January 1, 1987 |
Esquire magazine has been sold to Hearst Corp., and its 4-month-old sister publication, New York Woman, has been purchased by American Express Publishing Corp., the companies said Wednesday. The two magazines' parent firm will sell another unit, an advertising service called Esquire Health & Fitness Clinic, to Whittle Communications, which is owned by former Esquire co-owner Christopher Whittle.
April 30, 1992 |
It takes all types, including the type who thinks people can be divided into two types. For them, a well-executed bisection of humanity can leave a lasting impact. The cover story in the May Esquire contains a walloping example of such classification. "At times," Barbara Kruger begins her cover story on radio-TV wild man Howard Stern, "it seems possible to divide the world into two types of people: creeps and assholes."
May 7, 2004 |
Esquire, America's oldest men's magazine, was the big winner at the National Magazine Awards, picking up four of the prestigious annual prizes. The New Yorker, the winningest magazine in the 39-year history of the awards, collected three more prizes. For the second time in three years, Newsweek, owned by the Washington Post Co., won the coveted prize for general excellence for magazines with a circulation of more than 2 million.
December 18, 1989 |
'Tis the season to count our follies. The Dubious Achievement Awards of 1989 are out, courtesy of January's Esquire magazine. "Fright of the Year" goes to fallen hotel queen Leona Helmsley, "Blight of the Year" to the Batman logo, "Flight of the Year" to author-on-the-lam Salman Rushdie and banned baseball biggie Pete Rose wins "Troglodyte of the Year."
CALIFORNIA | LOCAL
November 26, 2003 |
Eugene Karlin, 84, illustrator for such magazines as Fortune and Esquire and fine artist whose work has been exhibited at the Art Institute of Chicago, died Thursday of unstated causes in Laguna Woods. Born Dec. 15, 1918, in Kenosha, Wis., and reared in Chicago where he studied art at Hull House, Karlin began his career as a staff illustrator at Fortune in the 1940s.

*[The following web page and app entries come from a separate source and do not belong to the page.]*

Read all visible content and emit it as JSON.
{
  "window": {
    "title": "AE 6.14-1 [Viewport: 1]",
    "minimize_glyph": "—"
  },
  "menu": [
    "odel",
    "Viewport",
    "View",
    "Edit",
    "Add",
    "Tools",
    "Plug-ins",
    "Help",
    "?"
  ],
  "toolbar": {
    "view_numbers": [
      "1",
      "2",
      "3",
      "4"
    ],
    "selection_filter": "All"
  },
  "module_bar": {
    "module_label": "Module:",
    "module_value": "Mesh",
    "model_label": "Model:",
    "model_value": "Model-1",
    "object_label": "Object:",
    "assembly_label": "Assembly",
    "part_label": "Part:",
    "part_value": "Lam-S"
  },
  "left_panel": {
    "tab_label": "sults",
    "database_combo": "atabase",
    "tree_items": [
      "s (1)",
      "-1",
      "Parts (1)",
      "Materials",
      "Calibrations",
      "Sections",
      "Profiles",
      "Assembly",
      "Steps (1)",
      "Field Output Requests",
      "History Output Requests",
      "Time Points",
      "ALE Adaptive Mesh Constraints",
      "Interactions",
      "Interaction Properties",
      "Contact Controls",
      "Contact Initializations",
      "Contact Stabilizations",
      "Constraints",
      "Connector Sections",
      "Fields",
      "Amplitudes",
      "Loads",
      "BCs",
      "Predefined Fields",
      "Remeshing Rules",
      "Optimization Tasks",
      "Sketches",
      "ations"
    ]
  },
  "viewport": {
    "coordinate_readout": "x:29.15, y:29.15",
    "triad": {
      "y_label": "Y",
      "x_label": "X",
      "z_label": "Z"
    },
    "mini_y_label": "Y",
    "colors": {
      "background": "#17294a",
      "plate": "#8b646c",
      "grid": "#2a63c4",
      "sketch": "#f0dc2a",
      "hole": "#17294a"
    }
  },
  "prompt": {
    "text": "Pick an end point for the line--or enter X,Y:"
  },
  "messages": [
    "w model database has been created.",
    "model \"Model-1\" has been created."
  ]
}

August 20, 1993 |
Author: Introduction by Woody Hochswender; edited by Kim Johnson Gross. Info: Rizzoli New York, 1993. $18.95 hardcover. 111 pages. With black-and-white and color illustrations by Laurence Fellows, Leslie Saalburg and Robert Goodman. Esquire was the first true fashion (not trade) magazine for men, and for its first years--from 1933 through the '40s--it became as much trendsetter as recorder.
November 25, 1993 |
Mainstream men's magazines have long lived in a state of uneasy ambivalence. Their core content has leaned to hard-drinkin', lady-killin', dog-lovin', bon mot -babbling, gentlemanly hetero-masculinity. But then there are those ads and fashion spreads, with male models who sometimes seem just a bit too handsome, too tasteful in their accessories, too, well . . . It was probably enough to send some men scrambling to the sanctuary of Guns & Ammo. Times, however, have changed.
December 1, 1988 |
Bruce Springsteen fans who don't mind getting their hackles up should check out the current issue of Esquire, wherein cover boy Bruce gets utterly trashed in one of the most mean-spirited assaults this side of Albert Goldman. Writer John Lombardi's core argument is that Springsteen is a phony for singing about hard-pressed people living on society's fringes when he never has been there himself.
January 13, 1986 |
Junior Johnson, a Hall of Fame stock car driver and successful car owner, has been granted a presidential pardon for a moonshining conviction in 1956. Johnson, 54, a lifelong resident of nearby Wilkes County in the Brushy Mountains, was convicted of manufacturing non-tax-paid whiskey after being arrested at his father's still. He served 11 months, until October, 1957, in the federal penitentiary in Chillicothe, Ohio. "I filed a request for a pardon just over five years ago," Johnson said.